But the youth are facing a lot of challenges in getting access to, control over and ownership of land. Challenges that are often mentioned are the dependency of inheritance, fragmentation of land and land governance practices that are in the hands of elderly men. Most African countries have a growing youth population which form a large part of their demographics. The 226 million that lived in Africa in 2015 are expected to double by 2055, according to the UN. In combination with higher life expectations, this results in accessing smaller plots of land at a later age for the youth. Besides accessing land through inheritance or land allocations by the traditional authorities, there are also possibilities to access land through government allocations and to rent or buy land on the land market. However, bureaucratic practices and lack of legal structures that acknowledge and secure land rights for youth make this pathway very difficult. Accessing rental and sales markets for the youth is also a big challenge, as these markets are often very insecure and expensive. Youth generally lack the financial resources to access land through this way.

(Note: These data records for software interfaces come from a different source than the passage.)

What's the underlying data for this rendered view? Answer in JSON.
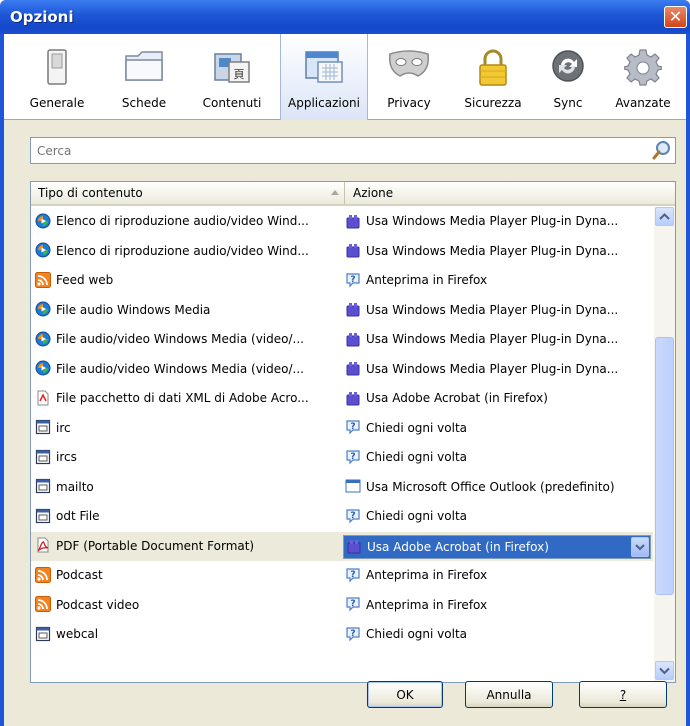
{
  "window": {
    "title": "Opzioni",
    "close_label": "✕"
  },
  "toolbar": {
    "items": [
      {
        "label": "Generale",
        "icon": "switch-icon"
      },
      {
        "label": "Schede",
        "icon": "tabs-icon"
      },
      {
        "label": "Contenuti",
        "icon": "content-icon"
      },
      {
        "label": "Applicazioni",
        "icon": "applications-icon",
        "selected": true
      },
      {
        "label": "Privacy",
        "icon": "mask-icon"
      },
      {
        "label": "Sicurezza",
        "icon": "lock-icon"
      },
      {
        "label": "Sync",
        "icon": "sync-icon"
      },
      {
        "label": "Avanzate",
        "icon": "gear-icon"
      }
    ]
  },
  "search": {
    "placeholder": "Cerca"
  },
  "table": {
    "columns": [
      "Tipo di contenuto",
      "Azione"
    ],
    "rows": [
      {
        "type": "Elenco di riproduzione audio/video Wind...",
        "type_icon": "wmp-icon",
        "action": "Usa Windows Media Player Plug-in Dyna...",
        "action_icon": "plugin-icon"
      },
      {
        "type": "Elenco di riproduzione audio/video Wind...",
        "type_icon": "wmp-icon",
        "action": "Usa Windows Media Player Plug-in Dyna...",
        "action_icon": "plugin-icon"
      },
      {
        "type": "Feed web",
        "type_icon": "feed-icon",
        "action": "Anteprima in Firefox",
        "action_icon": "ask-icon"
      },
      {
        "type": "File audio Windows Media",
        "type_icon": "wmp-icon",
        "action": "Usa Windows Media Player Plug-in Dyna...",
        "action_icon": "plugin-icon"
      },
      {
        "type": "File audio/video Windows Media (video/...",
        "type_icon": "wmp-icon",
        "action": "Usa Windows Media Player Plug-in Dyna...",
        "action_icon": "plugin-icon"
      },
      {
        "type": "File audio/video Windows Media (video/...",
        "type_icon": "wmp-icon",
        "action": "Usa Windows Media Player Plug-in Dyna...",
        "action_icon": "plugin-icon"
      },
      {
        "type": "File pacchetto di dati XML di Adobe Acro...",
        "type_icon": "xml-doc-icon",
        "action": "Usa Adobe Acrobat (in Firefox)",
        "action_icon": "plugin-icon"
      },
      {
        "type": "irc",
        "type_icon": "app-icon",
        "action": "Chiedi ogni volta",
        "action_icon": "ask-icon"
      },
      {
        "type": "ircs",
        "type_icon": "app-icon",
        "action": "Chiedi ogni volta",
        "action_icon": "ask-icon"
      },
      {
        "type": "mailto",
        "type_icon": "app-icon",
        "action": "Usa Microsoft Office Outlook (predefinito)",
        "action_icon": "window-icon"
      },
      {
        "type": "odt File",
        "type_icon": "app-icon",
        "action": "Chiedi ogni volta",
        "action_icon": "ask-icon"
      },
      {
        "type": "PDF (Portable Document Format)",
        "type_icon": "pdf-icon",
        "action": "Usa Adobe Acrobat (in Firefox)",
        "action_icon": "plugin-icon",
        "selected": true
      },
      {
        "type": "Podcast",
        "type_icon": "feed-icon",
        "action": "Anteprima in Firefox",
        "action_icon": "ask-icon"
      },
      {
        "type": "Podcast video",
        "type_icon": "feed-icon",
        "action": "Anteprima in Firefox",
        "action_icon": "ask-icon"
      },
      {
        "type": "webcal",
        "type_icon": "app-icon",
        "action": "Chiedi ogni volta",
        "action_icon": "ask-icon"
      }
    ]
  },
  "buttons": {
    "ok": "OK",
    "cancel": "Annulla",
    "help": "?"
  }
}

One of the things that became really clear during my research is that youth are often not taken seriously in land governance spheres. One of my interviewees, who is a female youth who worked in the land sector, said: “I remember the times that I went to these meetings and you find that you are the youngest person in the room, and you feel that your voice is suppressed. You are scared because you know those are people that have been in land governance for 20 years or 15 years, and they look at you thinking, ‘what are you even doing here?’” This was confirmed in other interviews with other (female) youth in the land sector. This is a very important point as it is often acknowledged and pointed out by many actors that it is important that youth be at the table, and involved in land governance. After all, they are the ones that are going to inherit the laws and policies that are made today. However, there are many challenges that need to be overcome to make sure youth are really engaged and able to participate in land governance. Besides not being taken seriously, they also often lack information about their land rights and sometimes seem to be unaware of the need to be involved in land governance. This places them at a disadvantaged position.

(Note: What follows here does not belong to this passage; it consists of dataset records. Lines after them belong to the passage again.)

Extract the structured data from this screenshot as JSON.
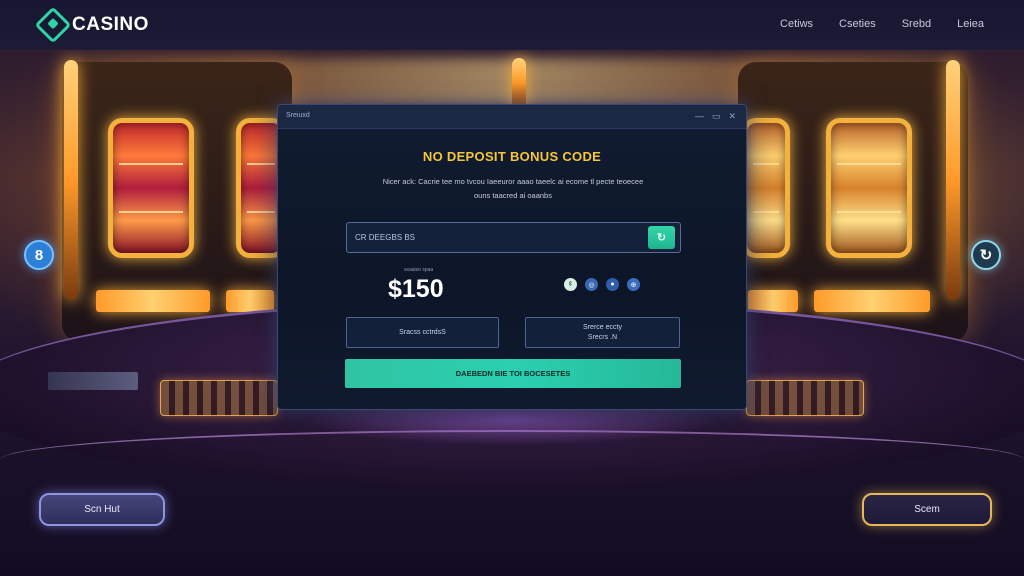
{
  "header": {
    "logo_text": "CASINO",
    "nav": [
      "Cetiws",
      "Cseties",
      "Srebd",
      "Leiea"
    ]
  },
  "side_buttons": {
    "left_symbol": "8",
    "right_symbol": "↻"
  },
  "modal": {
    "bar_title": "Sreiuxd",
    "window_controls": [
      "—",
      "▭",
      "✕"
    ],
    "title": "NO DEPOSIT BONUS CODE",
    "description_line1": "Nicer ack: Cacrie tee mo tvcou  Iaeeuror aaao taeelc ai ecome tl pecte teoecee",
    "description_line2": "ouns taacred ai oaanbs",
    "code_placeholder": "CR DEEGBS BS",
    "apply_symbol": "↻",
    "amount_label": "sxaaiso spaa",
    "amount": "$150",
    "dots": [
      "¢",
      "◎",
      "●",
      "⊕"
    ],
    "option_left": "Sracss cctrdsS",
    "option_right_line1": "Srerce eccty",
    "option_right_line2": "Srecrs .N",
    "claim_label": "DAEBEDN BIE TOI BOCESETES"
  },
  "footer": {
    "left_button": "Scn Hut",
    "right_button": "Scem"
  },
  "colors": {
    "accent_teal": "#2fd3a6",
    "title_gold": "#f5c53a",
    "modal_bg": "#0d1628"
  }
}
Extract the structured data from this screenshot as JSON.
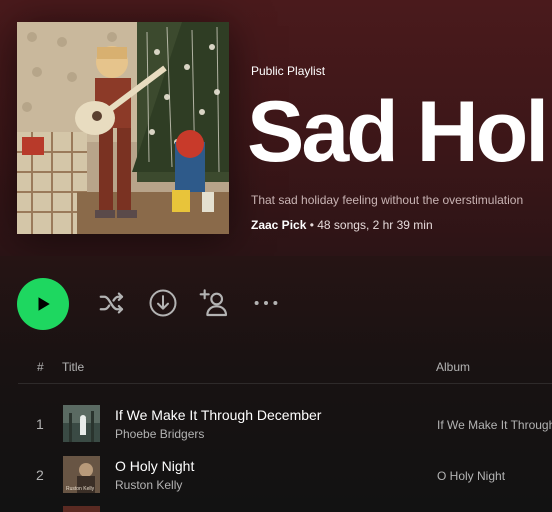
{
  "playlist": {
    "type_label": "Public Playlist",
    "title": "Sad Holi",
    "description": "That sad holiday feeling without the overstimulation",
    "owner": "Zaac Pick",
    "stats": " • 48 songs, 2 hr 39 min"
  },
  "actions": {
    "play_icon": "play-icon",
    "shuffle_icon": "shuffle-icon",
    "download_icon": "download-icon",
    "add_user_icon": "add-user-icon",
    "more_icon": "more-options-icon",
    "accent_color": "#1ed760"
  },
  "tracklist": {
    "columns": {
      "number": "#",
      "title": "Title",
      "album": "Album"
    },
    "tracks": [
      {
        "number": "1",
        "title": "If We Make It Through December",
        "artist": "Phoebe Bridgers",
        "album": "If We Make It Through December"
      },
      {
        "number": "2",
        "title": "O Holy Night",
        "artist": "Ruston Kelly",
        "album": "O Holy Night",
        "cover_text": "Ruston Kelly"
      }
    ]
  }
}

The scientific literature is very much silent about youth engagement in land governance, and what their challenges and opportunities are. There are some examples of how conflict can change social settings within land governance, and there are some papers that stress the importance of good training programs and youth engagement in research about land governance. However, very little has been written about how youth can be engaged further, especially within traditional land management systems. For ILC, this might be an opportunity to investigate how their members deal with youth participation in land governance and what we can learn from each other. After all, it would be a missed opportunity for everyone if the youth have no voice in creating their own future, and the future of Africa.


Chigbu, U. E., Wanyonyi, A., & Antonio, D. (2020). Empowerment of youth through strengthening their land rights knowledge and research capacity: evidence from Eastern and Southern Africa. African Journal on Land Policy and Geospatial Sciences3(1), 129-142.

Diao, X., Hazell, P., & Thurlow, J. (2010). The Role of Agriculture in African Development. World Development, 38(10), 1375–1383.

IGAD youth land governance. (2020, November 24). Exhibition Day 1. Steering Committee Video [Video file]. Retrieved from

Kobusingye, D. N. (2020). African youths; the forgotten category in land governance. A case study of post-conflict Acholi Region, Northern Uganda. Geoforum109, 135-142.

United Nations. (2015). Population facts: Youth population trends and sustainable development.

This blogpost is published as part of Ms. Achterberg’s intership program at ILC Africa under the supervision of Kevin Eze, Communications, Monitoring and Evaluation Specialist.

Find the original publication of the blog here on the ILC’s website